  • Recettear It's implied that Charme the Thief of all people is the heir to the throne of a fallen kingdom known for its booze.
  • The Super Mario Bros. series. Daisy, pictured at the top of the page, is described as a tomboy within the series.
  • Depending on how one raises a daughter in the Princess Maker games, she may grow up to be any kind of tomboyish swordswoman or sorceress who works part-time lumberjacking or keeping the dead down in the local graveyard. Whether she actually becomes a princess is a different issue.
  • Criosa in the Neverwinter Nights mod series The Aielund Saga is a princess and the heir to the throne of Aielund, and is also a wizard/rogue of a level on par with your character and runs around in pants with a sword more often than not.

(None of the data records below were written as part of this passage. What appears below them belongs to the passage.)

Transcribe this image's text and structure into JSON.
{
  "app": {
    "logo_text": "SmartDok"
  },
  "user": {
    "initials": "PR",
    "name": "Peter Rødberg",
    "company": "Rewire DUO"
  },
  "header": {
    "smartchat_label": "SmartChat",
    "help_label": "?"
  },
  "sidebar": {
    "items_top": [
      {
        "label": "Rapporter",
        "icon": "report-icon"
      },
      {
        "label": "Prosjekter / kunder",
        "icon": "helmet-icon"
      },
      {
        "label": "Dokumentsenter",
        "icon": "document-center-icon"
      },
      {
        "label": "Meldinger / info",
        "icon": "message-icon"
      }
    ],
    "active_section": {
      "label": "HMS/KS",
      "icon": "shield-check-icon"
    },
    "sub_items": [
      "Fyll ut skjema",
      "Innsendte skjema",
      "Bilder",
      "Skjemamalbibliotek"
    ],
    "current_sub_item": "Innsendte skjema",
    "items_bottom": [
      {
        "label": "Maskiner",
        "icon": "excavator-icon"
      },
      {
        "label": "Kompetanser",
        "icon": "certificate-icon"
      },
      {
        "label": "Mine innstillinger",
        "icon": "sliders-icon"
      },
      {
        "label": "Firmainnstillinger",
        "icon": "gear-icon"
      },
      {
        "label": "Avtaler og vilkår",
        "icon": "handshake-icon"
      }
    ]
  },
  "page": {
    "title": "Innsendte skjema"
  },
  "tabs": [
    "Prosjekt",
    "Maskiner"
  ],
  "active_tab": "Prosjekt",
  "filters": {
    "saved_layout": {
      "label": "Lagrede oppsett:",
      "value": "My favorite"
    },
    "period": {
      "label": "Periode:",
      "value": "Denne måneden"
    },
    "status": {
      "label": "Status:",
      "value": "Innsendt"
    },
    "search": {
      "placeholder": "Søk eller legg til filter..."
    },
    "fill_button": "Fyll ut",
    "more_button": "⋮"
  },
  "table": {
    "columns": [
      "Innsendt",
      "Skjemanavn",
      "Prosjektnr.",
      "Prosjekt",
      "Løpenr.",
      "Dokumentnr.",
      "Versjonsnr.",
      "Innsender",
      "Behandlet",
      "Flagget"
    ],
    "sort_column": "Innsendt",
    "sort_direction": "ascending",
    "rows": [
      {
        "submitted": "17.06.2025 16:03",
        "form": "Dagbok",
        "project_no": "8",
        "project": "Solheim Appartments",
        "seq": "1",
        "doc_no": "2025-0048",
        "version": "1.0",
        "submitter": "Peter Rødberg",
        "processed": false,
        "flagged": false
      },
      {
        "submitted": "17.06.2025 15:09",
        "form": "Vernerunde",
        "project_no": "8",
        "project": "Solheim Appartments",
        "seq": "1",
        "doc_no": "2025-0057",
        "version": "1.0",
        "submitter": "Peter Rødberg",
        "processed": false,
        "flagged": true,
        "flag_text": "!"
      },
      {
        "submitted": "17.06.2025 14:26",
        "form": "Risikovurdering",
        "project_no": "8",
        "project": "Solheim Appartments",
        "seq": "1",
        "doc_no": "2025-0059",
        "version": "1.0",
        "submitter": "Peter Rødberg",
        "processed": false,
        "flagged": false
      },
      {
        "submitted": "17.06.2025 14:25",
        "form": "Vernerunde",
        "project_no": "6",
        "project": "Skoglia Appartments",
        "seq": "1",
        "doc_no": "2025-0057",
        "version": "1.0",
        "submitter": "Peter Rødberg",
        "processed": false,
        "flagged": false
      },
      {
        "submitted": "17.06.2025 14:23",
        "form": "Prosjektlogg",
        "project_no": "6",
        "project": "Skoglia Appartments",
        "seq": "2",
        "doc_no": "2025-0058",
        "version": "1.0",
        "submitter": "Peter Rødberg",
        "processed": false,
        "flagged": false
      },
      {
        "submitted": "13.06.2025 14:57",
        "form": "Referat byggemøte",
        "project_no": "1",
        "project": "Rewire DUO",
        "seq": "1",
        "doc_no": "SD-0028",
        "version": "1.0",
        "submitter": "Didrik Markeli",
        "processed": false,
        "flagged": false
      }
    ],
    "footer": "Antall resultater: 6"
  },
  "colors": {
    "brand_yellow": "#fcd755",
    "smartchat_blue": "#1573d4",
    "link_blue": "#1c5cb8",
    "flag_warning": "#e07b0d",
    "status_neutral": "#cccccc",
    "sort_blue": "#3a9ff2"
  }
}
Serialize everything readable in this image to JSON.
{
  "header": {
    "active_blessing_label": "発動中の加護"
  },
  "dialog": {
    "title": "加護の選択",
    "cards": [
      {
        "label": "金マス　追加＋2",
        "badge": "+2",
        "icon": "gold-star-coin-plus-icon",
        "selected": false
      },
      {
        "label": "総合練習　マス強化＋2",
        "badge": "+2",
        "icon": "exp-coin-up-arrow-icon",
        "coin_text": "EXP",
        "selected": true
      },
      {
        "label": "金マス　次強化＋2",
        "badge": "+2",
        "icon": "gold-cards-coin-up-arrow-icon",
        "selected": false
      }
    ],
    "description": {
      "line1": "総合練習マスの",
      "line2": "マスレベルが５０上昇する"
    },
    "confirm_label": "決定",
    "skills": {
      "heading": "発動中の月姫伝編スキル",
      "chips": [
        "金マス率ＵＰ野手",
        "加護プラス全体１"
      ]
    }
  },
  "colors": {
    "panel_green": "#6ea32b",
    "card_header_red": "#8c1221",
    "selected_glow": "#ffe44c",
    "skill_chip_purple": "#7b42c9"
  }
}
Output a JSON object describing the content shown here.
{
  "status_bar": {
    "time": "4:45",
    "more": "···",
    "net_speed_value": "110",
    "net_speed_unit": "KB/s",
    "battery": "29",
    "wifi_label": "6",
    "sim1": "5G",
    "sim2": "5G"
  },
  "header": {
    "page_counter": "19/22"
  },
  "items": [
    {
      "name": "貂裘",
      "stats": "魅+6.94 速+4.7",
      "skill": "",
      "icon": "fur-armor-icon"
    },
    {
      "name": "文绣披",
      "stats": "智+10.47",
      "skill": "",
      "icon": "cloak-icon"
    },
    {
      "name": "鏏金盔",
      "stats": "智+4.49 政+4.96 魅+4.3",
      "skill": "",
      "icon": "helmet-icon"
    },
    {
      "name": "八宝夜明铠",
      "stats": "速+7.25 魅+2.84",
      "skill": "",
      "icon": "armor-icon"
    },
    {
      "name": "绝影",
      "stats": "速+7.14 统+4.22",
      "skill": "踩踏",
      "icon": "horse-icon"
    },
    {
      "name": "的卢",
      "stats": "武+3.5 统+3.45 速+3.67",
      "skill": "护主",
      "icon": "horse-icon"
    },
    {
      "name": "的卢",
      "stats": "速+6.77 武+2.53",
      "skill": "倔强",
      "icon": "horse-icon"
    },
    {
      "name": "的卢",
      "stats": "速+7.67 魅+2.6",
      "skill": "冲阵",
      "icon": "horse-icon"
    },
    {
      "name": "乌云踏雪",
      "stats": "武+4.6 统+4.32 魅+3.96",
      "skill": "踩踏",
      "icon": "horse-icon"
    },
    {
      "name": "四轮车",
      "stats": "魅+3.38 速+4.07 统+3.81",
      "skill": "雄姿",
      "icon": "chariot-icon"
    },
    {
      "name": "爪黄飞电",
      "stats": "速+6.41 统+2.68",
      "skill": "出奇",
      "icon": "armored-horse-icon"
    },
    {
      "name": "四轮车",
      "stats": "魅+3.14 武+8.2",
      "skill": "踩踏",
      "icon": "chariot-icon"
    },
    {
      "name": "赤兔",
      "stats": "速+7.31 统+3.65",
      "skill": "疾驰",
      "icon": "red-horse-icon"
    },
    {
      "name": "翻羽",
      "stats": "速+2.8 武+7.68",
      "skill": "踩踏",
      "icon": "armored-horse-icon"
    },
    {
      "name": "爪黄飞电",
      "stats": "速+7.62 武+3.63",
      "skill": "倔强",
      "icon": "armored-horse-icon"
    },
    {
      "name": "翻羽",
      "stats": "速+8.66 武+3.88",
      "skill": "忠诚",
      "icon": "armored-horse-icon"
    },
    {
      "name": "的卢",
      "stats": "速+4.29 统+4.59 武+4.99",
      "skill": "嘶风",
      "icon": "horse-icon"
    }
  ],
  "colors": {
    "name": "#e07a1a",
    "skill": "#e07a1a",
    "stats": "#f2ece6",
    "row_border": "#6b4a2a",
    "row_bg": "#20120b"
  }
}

Webcomics


Western Animation

  • Adventures of the Gummi Bears has Princess Calla.
  • The Legend of Zelda animated series. Princess Zelda, much more so than her video game counterpart, which generally causes Well, Excuse Me, Princess! situations.
  • The Smurfs Princess Savina.
  • Disenchanted’s heroine Bean is a princess...but she certainly doesn’t act like one. For one thing, she happens to have a love for alcoholic beverages. She also doesn’t typically do what her father tells her to do (who admittedly is rather controlling). Did we mention she’s friends with a demon?
  • Sonic the Hedgehog has Princess Sally, who despite her title actually has several roles, many of which are stereotypically associated with males, such as that of battle strategist, engineering technician, and of course, as a fighter. No major female character in the show conforms entirely to female stereotypes, but Sally is especially divergent from them. Some have argued that she's really more of a queen than a princess.
  • Downplayed with Princess Allura from Voltron: Legendary Defender, who's more of a Girly Girl with a Tomboy Streak


Real Life

Community content is available under CC-BY-SA unless otherwise noted.